Kevin Love has been on his way out of Minnesota for two years. Shortly after Love signed a three-year deal with the Timberwolves, there was open speculation about where he would end up after he inevitably turned down his player option for the 2015-16 season. We knew back in January of 2012 that Love was frustrated that the T-Wolves were still mediocre three-and-a-half seasons into his career, and he was displeased that the front office didn’t offer him the five-year mini-max, a contract befitting his status as one of the best young players in the league. (Remember, since-fired president of basketball operations David Kahn was saving the mini-max for Ricky Rubio. Even at the time, that seemed like a terrible idea.)
Not much has changed since then. Minnesota’s slightly better — they’re more fun to watch, certainly — but Love, 25, is currently enduring his sixth straight playoff-less season while scoring as prolifically and efficiently as he ever has and competing for a rebounding title. He’s not a perfect player — he’s an aggravatingly lazy defender — but the T-Wolves aren’t outside the playoff race because Kevin Love is averaging merely 26.3 points and 12.6 rebounds per game. Rubio can’t shoot. The team lacks a rim protector. The J.J. Barea signing has been a disaster. Since Love was drafted in 2008, the team has drafted Jonny Flynn, Rubio, Wesley Johnson and Derrick Williams in the top half of the lottery. There’s a parallel universe in which Love is happy and playing with Steph Curry or Paul George, but the Kahn regime’s shoddy talent evaluation ensured that no second star ever made his way to Minnesota.
Because of this, Kevin Love rumors get drummed up every six months. He could go to the Lakers. The Mavs are making a play for him. The Knicks are keeping an eye out. He could be traded this offseason, but the T-Wolves think they have an outside chance to convince him to stay. What if they just let him walk next summer for nothing? That would be awful. At any rate, T-Wolves fans need to prepare for life without their best player.
This is what happens to superstars in undesirable situations. Fans and the media daydream about the player’s escape, when he’ll be playing for a more interesting or competitive team. It is, from a non-Wolves fan perspective, kind of a shame that Love is stuck where he is. He deserves to be in the playoffs.
But this ongoing discussion about Love’s next move is an undeniable bummer for the fans who have watched Kevin Love develop over the past six years.The NBA season is, in one sense, a grand pastiche of narratives, some of which persist throughout the season and others that are birthed and die in a week’s time, but in another sense, for anyone who has a favorite team, it’s a less cluttered, more coherent and often more boring single narrative. These Love rumors that have circulated over the past couple of years have haunted the running narrative in any T-Wolves fan’s mind. The team’s future is entirely up in the air, all the time. Its best player is only halfway there. Every 30-and-15 performance Love puts up is bittersweet.

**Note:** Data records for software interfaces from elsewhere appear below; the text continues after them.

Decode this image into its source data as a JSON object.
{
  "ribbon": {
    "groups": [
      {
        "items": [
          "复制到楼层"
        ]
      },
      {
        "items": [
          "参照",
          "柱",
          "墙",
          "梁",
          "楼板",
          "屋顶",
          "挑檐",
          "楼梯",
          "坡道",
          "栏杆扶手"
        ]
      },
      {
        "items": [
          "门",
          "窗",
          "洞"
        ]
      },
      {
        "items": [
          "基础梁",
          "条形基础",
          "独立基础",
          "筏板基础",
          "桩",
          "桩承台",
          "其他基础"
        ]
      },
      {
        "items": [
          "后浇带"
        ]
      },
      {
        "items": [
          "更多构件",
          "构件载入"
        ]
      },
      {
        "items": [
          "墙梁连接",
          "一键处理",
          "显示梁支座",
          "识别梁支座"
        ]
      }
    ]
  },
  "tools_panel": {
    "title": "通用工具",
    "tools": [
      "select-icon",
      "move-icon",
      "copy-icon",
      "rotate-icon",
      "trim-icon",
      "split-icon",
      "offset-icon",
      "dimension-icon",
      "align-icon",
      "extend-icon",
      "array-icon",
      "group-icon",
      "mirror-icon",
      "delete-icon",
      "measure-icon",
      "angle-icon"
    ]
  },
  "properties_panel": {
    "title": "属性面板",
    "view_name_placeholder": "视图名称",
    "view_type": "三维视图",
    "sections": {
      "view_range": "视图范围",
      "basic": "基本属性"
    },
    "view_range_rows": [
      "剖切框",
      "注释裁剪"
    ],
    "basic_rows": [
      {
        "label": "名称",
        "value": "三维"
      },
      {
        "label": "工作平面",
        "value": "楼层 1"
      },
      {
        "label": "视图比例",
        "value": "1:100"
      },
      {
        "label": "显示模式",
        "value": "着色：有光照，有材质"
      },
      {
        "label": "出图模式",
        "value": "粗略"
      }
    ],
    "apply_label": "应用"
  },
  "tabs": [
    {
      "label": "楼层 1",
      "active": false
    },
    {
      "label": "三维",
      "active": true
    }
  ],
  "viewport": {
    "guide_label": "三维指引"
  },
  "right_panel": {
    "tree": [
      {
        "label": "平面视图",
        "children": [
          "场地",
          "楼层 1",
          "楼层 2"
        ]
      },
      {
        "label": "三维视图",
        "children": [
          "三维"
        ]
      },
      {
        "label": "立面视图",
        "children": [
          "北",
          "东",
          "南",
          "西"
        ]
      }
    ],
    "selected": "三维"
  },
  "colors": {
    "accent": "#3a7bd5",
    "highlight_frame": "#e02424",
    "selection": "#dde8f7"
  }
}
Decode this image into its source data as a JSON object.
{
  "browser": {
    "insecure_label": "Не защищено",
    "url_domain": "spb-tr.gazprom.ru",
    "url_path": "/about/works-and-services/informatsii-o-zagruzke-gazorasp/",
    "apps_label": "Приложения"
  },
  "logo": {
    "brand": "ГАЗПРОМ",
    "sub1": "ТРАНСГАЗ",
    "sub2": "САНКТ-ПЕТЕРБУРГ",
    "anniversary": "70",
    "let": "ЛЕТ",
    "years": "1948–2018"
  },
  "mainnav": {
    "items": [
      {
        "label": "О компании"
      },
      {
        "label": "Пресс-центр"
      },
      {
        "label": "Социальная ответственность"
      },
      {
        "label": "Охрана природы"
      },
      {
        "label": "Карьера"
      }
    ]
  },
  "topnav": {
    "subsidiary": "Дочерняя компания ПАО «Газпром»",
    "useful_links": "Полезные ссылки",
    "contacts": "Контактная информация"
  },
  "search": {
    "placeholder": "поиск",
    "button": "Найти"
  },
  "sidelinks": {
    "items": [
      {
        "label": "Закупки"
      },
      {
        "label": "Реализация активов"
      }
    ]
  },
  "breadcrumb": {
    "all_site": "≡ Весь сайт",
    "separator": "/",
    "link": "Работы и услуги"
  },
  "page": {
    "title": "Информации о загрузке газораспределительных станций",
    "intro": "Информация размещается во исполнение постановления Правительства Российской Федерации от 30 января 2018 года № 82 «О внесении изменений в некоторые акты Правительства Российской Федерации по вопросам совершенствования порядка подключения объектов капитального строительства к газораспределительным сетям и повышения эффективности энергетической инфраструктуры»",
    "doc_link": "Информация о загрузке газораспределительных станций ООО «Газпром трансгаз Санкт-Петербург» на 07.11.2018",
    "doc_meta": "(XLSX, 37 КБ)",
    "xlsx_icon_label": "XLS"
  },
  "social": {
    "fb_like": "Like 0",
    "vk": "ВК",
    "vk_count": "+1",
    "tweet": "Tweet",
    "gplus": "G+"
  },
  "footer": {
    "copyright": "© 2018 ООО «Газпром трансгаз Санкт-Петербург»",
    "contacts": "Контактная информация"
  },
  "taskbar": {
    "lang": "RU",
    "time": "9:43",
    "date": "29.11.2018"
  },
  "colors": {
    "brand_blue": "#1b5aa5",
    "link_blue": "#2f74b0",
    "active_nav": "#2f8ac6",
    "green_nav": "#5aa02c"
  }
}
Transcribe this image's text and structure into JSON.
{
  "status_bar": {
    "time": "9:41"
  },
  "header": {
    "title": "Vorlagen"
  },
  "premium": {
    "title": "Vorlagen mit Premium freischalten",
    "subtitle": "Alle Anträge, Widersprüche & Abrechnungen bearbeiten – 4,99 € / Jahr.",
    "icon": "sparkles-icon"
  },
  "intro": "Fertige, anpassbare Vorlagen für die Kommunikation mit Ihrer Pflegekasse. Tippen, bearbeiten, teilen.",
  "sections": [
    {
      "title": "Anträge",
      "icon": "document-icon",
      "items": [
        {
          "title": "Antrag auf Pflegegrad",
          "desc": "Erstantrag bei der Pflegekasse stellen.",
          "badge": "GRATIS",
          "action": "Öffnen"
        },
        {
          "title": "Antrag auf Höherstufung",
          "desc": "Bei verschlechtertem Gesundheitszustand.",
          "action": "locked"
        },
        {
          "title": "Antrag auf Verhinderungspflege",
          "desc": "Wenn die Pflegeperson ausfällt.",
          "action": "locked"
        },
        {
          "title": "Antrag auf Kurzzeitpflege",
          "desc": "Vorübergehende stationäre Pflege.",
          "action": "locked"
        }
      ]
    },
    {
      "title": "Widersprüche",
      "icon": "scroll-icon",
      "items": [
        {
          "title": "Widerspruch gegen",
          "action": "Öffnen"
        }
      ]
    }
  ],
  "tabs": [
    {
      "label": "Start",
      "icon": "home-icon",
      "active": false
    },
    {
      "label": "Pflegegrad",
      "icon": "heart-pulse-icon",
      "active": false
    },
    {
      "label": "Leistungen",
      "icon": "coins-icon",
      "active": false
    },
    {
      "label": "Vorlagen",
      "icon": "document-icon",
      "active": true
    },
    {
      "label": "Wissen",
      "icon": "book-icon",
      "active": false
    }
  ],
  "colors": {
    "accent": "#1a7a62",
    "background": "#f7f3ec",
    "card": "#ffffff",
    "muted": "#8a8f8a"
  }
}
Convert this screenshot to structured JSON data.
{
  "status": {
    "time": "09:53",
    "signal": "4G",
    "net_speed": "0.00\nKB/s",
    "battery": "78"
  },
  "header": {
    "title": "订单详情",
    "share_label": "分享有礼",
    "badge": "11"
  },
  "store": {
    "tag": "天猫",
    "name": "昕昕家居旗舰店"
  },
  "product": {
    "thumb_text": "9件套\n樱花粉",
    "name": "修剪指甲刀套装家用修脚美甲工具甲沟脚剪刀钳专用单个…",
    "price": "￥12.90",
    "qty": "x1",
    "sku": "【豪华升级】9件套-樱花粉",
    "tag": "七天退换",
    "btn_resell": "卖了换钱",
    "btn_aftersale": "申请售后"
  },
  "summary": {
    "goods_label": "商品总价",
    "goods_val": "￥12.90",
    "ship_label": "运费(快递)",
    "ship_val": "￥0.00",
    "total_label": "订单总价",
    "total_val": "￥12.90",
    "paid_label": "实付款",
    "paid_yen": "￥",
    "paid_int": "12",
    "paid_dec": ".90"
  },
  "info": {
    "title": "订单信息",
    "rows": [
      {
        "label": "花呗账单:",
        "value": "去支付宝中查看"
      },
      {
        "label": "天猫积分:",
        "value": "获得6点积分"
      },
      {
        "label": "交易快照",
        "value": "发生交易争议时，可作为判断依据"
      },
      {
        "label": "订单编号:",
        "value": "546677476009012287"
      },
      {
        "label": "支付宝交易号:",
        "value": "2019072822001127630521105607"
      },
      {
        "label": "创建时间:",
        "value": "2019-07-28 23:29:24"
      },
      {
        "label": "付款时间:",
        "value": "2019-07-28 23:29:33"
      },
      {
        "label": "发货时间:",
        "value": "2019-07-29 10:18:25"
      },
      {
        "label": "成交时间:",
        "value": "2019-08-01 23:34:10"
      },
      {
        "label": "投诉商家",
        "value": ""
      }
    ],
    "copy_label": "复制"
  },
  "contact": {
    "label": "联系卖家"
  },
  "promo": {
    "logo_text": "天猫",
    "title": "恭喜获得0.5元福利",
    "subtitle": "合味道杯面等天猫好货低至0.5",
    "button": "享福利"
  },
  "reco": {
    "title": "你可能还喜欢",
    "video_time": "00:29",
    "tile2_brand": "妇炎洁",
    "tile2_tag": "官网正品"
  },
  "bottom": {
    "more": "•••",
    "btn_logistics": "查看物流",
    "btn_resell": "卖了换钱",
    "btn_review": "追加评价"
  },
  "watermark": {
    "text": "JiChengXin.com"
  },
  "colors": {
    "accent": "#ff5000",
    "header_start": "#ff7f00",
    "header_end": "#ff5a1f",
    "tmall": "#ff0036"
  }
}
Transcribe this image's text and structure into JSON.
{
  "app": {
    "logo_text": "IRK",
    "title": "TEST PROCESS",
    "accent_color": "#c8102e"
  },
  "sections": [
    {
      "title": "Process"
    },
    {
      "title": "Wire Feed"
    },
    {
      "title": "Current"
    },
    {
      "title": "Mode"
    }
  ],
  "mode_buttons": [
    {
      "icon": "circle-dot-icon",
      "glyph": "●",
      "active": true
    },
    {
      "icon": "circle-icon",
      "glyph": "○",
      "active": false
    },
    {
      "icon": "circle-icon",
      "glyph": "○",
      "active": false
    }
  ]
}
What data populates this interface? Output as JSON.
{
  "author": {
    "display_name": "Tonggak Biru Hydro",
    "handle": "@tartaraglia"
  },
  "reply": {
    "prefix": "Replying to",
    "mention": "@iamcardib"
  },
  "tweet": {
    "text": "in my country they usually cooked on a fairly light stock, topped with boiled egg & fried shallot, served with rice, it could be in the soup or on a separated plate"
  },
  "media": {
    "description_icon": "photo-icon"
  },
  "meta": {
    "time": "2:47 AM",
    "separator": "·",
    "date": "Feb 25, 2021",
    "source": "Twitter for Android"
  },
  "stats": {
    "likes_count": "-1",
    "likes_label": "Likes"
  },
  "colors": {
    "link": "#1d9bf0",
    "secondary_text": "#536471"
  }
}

It’s one thing to root for a not-great team; it’s another to root for one that is under the constant threat of getting a lot worse very quickly.
It’s not a little silly for talking heads to make declarations about Love definitely leaving town. He has another season left on his contract after this one, and circumstances can always change. If the T-Wolves aren’t yet willing to think about trading him — and getting a few assets in return — that could mean they’re delusional, or they know they have a shot at keeping him. Wolves fans will undoubtedly be upset if Love bolts, no matter where or how, but at least they know that by next summer, this saga will very likely have come to an end. (There’s that player option, but I can’t see Love pulling a Dwight Howard.) They won’t be reading tea leaves or daydreaming about a contract extension. Love will either recommit, or he won’t. They will at least know where they stand.